A vector, u, means a list (or n-tuple) of numbers:

u = (u_{1},
u_{2}, . . . , u_{n})

where u

Given vectors u and v are equal i.e., u = v, if they have the same number of components and if corresponding components are equal.

u + v = (u_{1}, u_{2},
. . . , u_{n}) + (v_{1}, v_{2}, . . . , v_{n})

= (u_{1} + v_{1} + u_{2}
+ v_{2}, . . . , u_{n} + v_{n})

ku
= k(u_{1}, u_{2},
. . . , u_{n})

= ku_{1},
ku_{2}, . . . , ku_{n}

Here, we define -u = (-1)u and u-v = u +(-v)

It is not difficult to see k(u + v) = ku + kv where k is a scalar and u and v are vectors

Dot Product and Norm

The dot product or inner product of vectors u = (u

u.v = u_{1}v_{1}
+ u_{2}v_{2} + . . . +
u_{n}v_{n}

The norm or length of a vector, u, is denoted by ||u|| and defined by

A =

The m horizontal n-tuples are called the rows of A, and the n vertical m-tuples, its columns.
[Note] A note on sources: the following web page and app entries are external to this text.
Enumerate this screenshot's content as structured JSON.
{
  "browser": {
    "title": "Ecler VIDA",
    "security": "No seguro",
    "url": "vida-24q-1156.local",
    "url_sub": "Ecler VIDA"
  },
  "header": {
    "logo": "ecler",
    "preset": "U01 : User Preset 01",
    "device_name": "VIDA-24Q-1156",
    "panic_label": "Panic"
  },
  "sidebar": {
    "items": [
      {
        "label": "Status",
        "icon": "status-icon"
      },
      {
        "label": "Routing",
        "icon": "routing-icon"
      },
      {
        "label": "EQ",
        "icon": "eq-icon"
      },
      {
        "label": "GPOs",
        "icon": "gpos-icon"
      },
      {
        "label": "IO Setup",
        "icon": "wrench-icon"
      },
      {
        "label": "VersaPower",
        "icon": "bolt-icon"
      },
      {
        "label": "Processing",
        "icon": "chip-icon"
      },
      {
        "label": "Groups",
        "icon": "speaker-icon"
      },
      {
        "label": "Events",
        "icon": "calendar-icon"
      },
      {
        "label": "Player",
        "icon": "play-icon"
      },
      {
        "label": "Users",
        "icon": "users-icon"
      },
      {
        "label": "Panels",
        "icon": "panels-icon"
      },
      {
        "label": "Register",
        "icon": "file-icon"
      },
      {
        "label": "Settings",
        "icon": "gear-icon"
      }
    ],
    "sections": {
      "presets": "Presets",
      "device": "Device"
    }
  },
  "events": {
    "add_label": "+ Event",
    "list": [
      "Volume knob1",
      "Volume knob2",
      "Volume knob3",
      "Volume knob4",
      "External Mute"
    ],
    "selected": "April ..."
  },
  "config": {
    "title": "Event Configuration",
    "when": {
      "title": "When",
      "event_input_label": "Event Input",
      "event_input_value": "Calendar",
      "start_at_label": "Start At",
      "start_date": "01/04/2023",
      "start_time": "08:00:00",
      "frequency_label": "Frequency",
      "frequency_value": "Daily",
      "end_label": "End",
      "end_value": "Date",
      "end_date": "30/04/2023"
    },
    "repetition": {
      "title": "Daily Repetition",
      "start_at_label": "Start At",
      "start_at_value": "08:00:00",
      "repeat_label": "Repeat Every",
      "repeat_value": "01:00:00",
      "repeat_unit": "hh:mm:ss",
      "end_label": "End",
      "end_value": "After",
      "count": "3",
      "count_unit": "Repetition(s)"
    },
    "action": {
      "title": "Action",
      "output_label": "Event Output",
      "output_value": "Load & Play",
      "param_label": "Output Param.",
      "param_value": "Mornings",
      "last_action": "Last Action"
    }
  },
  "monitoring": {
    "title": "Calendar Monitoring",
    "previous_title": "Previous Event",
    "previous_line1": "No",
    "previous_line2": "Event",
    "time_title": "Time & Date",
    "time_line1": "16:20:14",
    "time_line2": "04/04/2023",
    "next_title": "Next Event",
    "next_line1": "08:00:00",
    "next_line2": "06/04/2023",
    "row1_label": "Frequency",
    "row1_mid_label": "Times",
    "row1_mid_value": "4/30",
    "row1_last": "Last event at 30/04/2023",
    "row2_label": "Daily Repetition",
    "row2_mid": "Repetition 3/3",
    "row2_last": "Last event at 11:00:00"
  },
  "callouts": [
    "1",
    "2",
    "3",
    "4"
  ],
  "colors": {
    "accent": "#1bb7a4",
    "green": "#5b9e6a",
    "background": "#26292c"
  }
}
Note that the element a

In algorithmic (study of algorithms), we like to write a matrix A as A(a

A matrix with only one column is called a column
vector

A matrix whose entries
are all zero is called
a zero matrix and denoted
by 0.

A+B =

=

kA = k

=

Here, we define -A = (-1)A and A - B = A + (-B). Note that -A is the negative of the matrix A.

Properties of Matrix under Addition and Multiplication

Let A, B, and C be matrices of same size and let k and l be scalars. Then

- (A + B) + A + (B + C)
- A + B = B + A
- A + 0 = 0 + A = A
- A + (-A) = (-A) + A = 0
- k(A + B) = kA + kB
- (k + l)A = kA + lA
- (kl)A = k(lA)
- lA = A

It is important to note that if the number of columns of A is not equal to the number of rows of B, then the product AB is not defined.

Properties of Matrix Multiplication

Let A, B, and C be matrices and let k be a scalar. Then

- (AB)C = A(BC)
- A(B+C) = AB + AC
- (B+C)A = BA + CA
- k(AB) = (kB)B = A(kB)

It is not hard to see that if A is an m×n matrix, then A

For example if A = , then A

The main diagonal, or simply diagonal, of an n-square matrix A = (a

The n-square matrix
with 1's along the main diagonal and 0's elsewhere
is called the unit matrix and usually denoted by I.

Why unit matrix?

The unit matrix plays
the same role in matrix multiplication as the
number 1 does in the usual multiplication of numbers.

AI = IA = A

for any square matrix A.

So what dude?

We can form powers of a
square matrix X by defining

X^{2} = XX

X^{3} = X^{2}X,
XXX, . . .

X^{0} = I

Big deal!

We can also form
polynomial in X. That is, for any polynomial

f(x) = a_{0}
+ a_{1}x + a_{2}x^{2} + .
. . + a_{n}x^{n}

We define f(x) to be
the matrix

f(x) = a_{0}I
+ a_{1}x + a_{2}x^{2} + .
. . + a_{n}x^{n}

Note that in the case
that f(A) is the zero matrix, then matrix A said
to be a zero of the polynomial f(x) or a root of the polynomial
equation f(x) = 0.

Now you're talking !!!!

|A|
= del(A)

=

where an n by
n arrays of numbers enclosed
by
straight lines is called a determinant of order n.It is important to note that n by n array of numbers enclosed by straight line (see above) is NOT a matrix but denotes the number that the determinant function assigns to the enclosed array of numbers, i.e., the enclosed square matrix.

The determinant of order one is |a

The determinant of order two is = a

det(A) =

where the sum is over all possible permutations = (j

An important property of the determinant function is

Lemma. For any two n-square matrices A and B, det(AB) = det(A) . det(B).

In simple words the lemma say that the determinant function is multiplicative.

An important point in the context of invertible matrices and determinant is

Lemma. A square matrix is invertible if and only if it has a nonzero determinant.

A good news and a bad news: If you're an under graduate, you're done here! now goto CLR- If you're graduate and interested in theoretical Computer Science its time to go and find some good on matrix theory. (You'll need this shit for Linear Programming, for example).